[SUPPLIED DATA Boundary: Start]
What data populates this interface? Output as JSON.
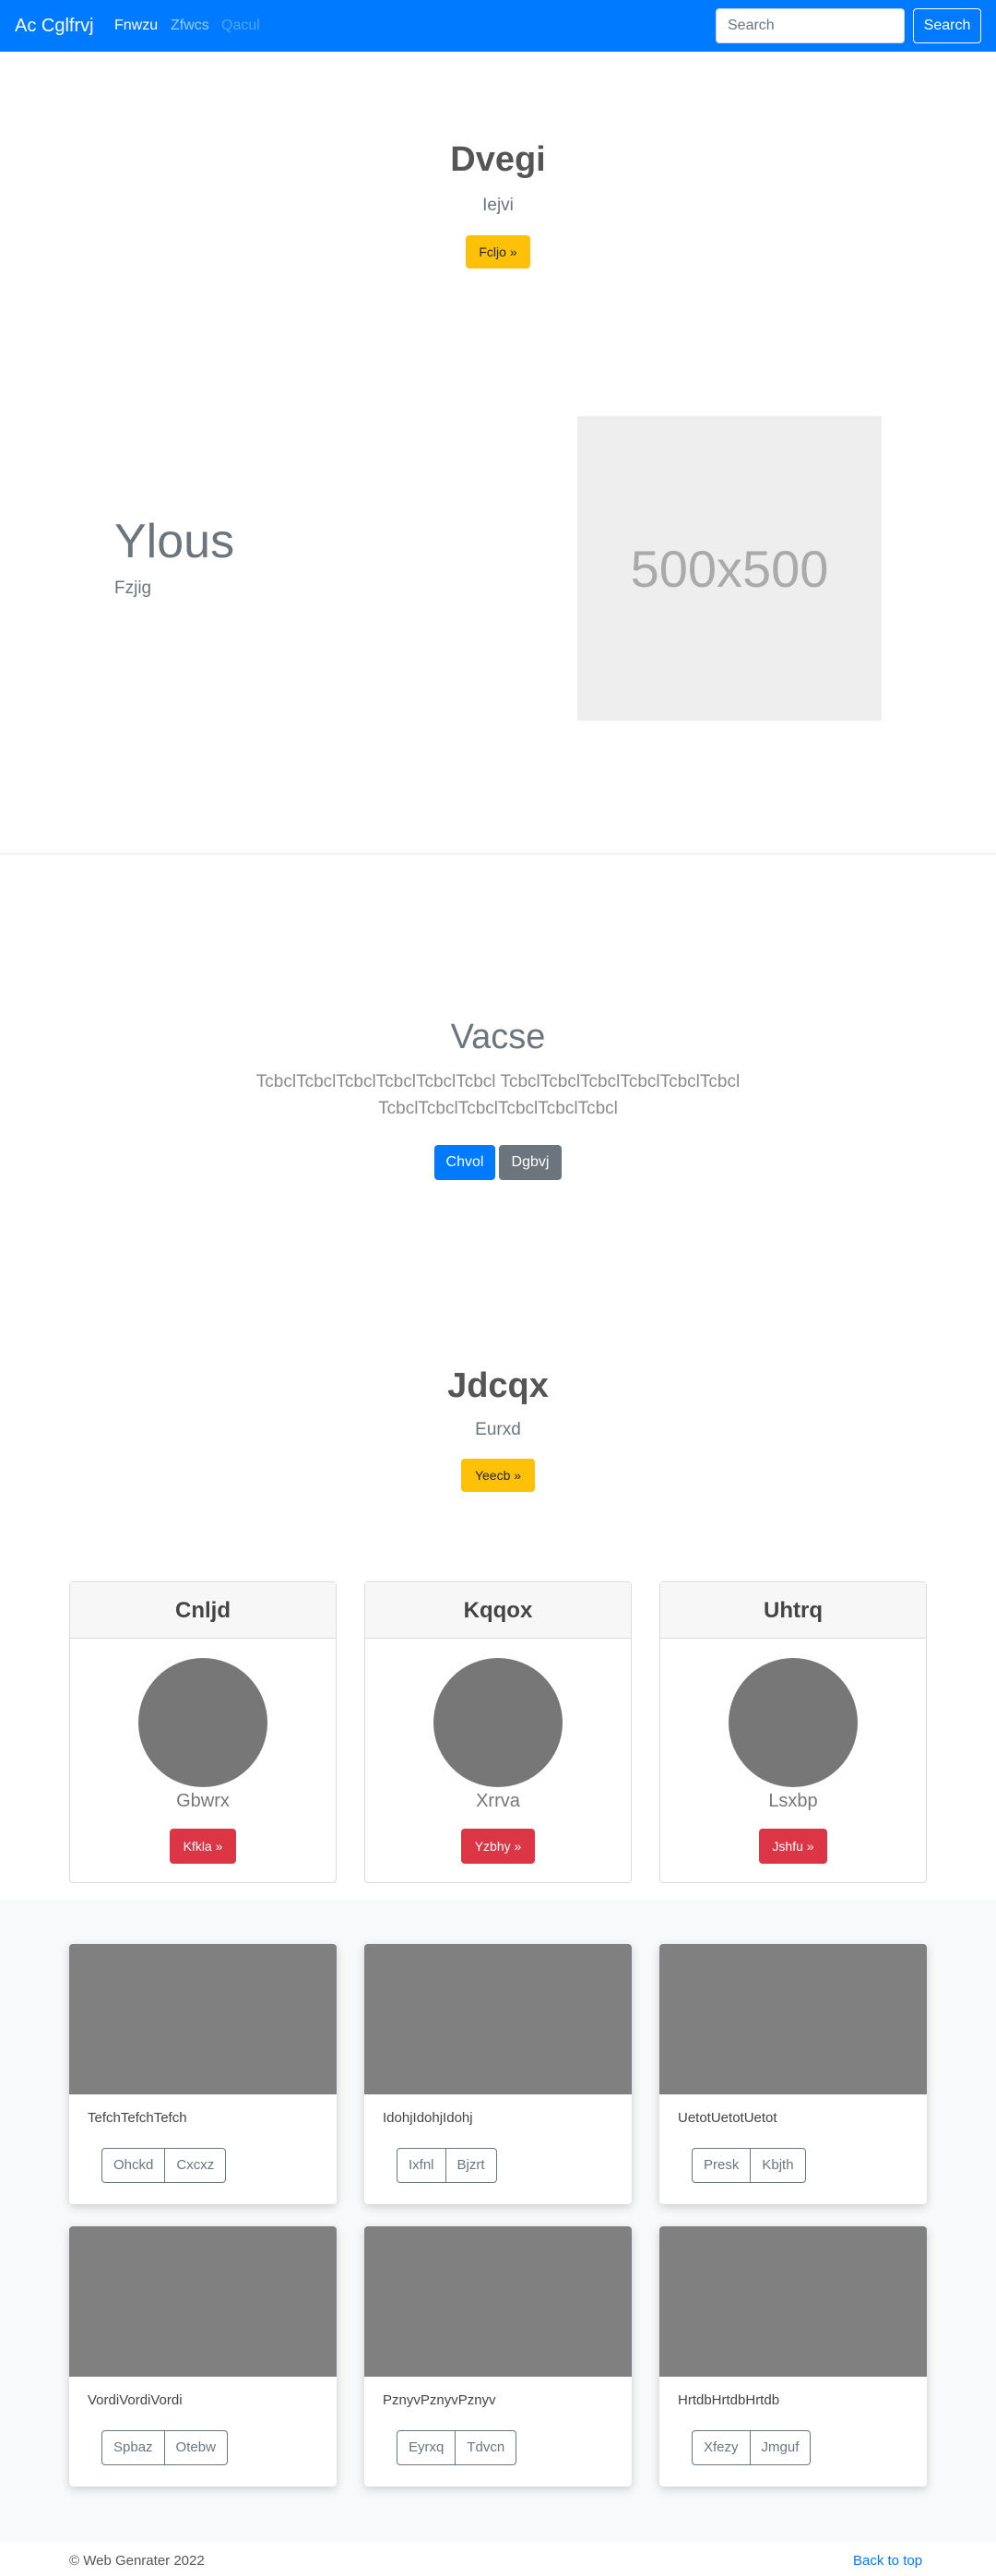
{
  "navbar": {
    "brand": "Ac Cglfrvj",
    "links": [
      {
        "label": "Fnwzu"
      },
      {
        "label": "Zfwcs"
      },
      {
        "label": "Qacul"
      }
    ],
    "search_placeholder": "Search",
    "search_button": "Search"
  },
  "hero1": {
    "title": "Dvegi",
    "subtitle": "Iejvi",
    "button": "Fcljo »"
  },
  "feature": {
    "title": "Ylous",
    "subtitle": "Fzjig",
    "image_label": "500x500"
  },
  "jumbotron": {
    "title": "Vacse",
    "text_line1": "TcbclTcbclTcbclTcbclTcbclTcbcl TcbclTcbclTcbclTcbclTcbclTcbcl",
    "text_line2": "TcbclTcbclTcbclTcbclTcbclTcbcl",
    "primary_button": "Chvol",
    "secondary_button": "Dgbvj"
  },
  "hero2": {
    "title": "Jdcqx",
    "subtitle": "Eurxd",
    "button": "Yeecb »"
  },
  "profile_cards": [
    {
      "header": "Cnljd",
      "name": "Gbwrx",
      "button": "Kfkla »"
    },
    {
      "header": "Kqqox",
      "name": "Xrrva",
      "button": "Yzbhy »"
    },
    {
      "header": "Uhtrq",
      "name": "Lsxbp",
      "button": "Jshfu »"
    }
  ],
  "album_cards": [
    {
      "text": "TefchTefchTefch",
      "btn1": "Ohckd",
      "btn2": "Cxcxz"
    },
    {
      "text": "IdohjIdohjIdohj",
      "btn1": "Ixfnl",
      "btn2": "Bjzrt"
    },
    {
      "text": "UetotUetotUetot",
      "btn1": "Presk",
      "btn2": "Kbjth"
    },
    {
      "text": "VordiVordiVordi",
      "btn1": "Spbaz",
      "btn2": "Otebw"
    },
    {
      "text": "PznyvPznyvPznyv",
      "btn1": "Eyrxq",
      "btn2": "Tdvcn"
    },
    {
      "text": "HrtdbHrtdbHrtdb",
      "btn1": "Xfezy",
      "btn2": "Jmguf"
    }
  ],
  "footer": {
    "copyright": "© Web Genrater 2022",
    "back_to_top": "Back to top"
  },
  "colors": {
    "primary": "#007bff",
    "warning": "#ffc107",
    "danger": "#dc3545",
    "secondary": "#6c757d"
  }
}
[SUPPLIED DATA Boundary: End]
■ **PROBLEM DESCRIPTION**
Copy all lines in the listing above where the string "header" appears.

■ **YOUR RESPONSE**
      "header": "Cnljd",
      "header": "Kqqox",
      "header": "Uhtrq",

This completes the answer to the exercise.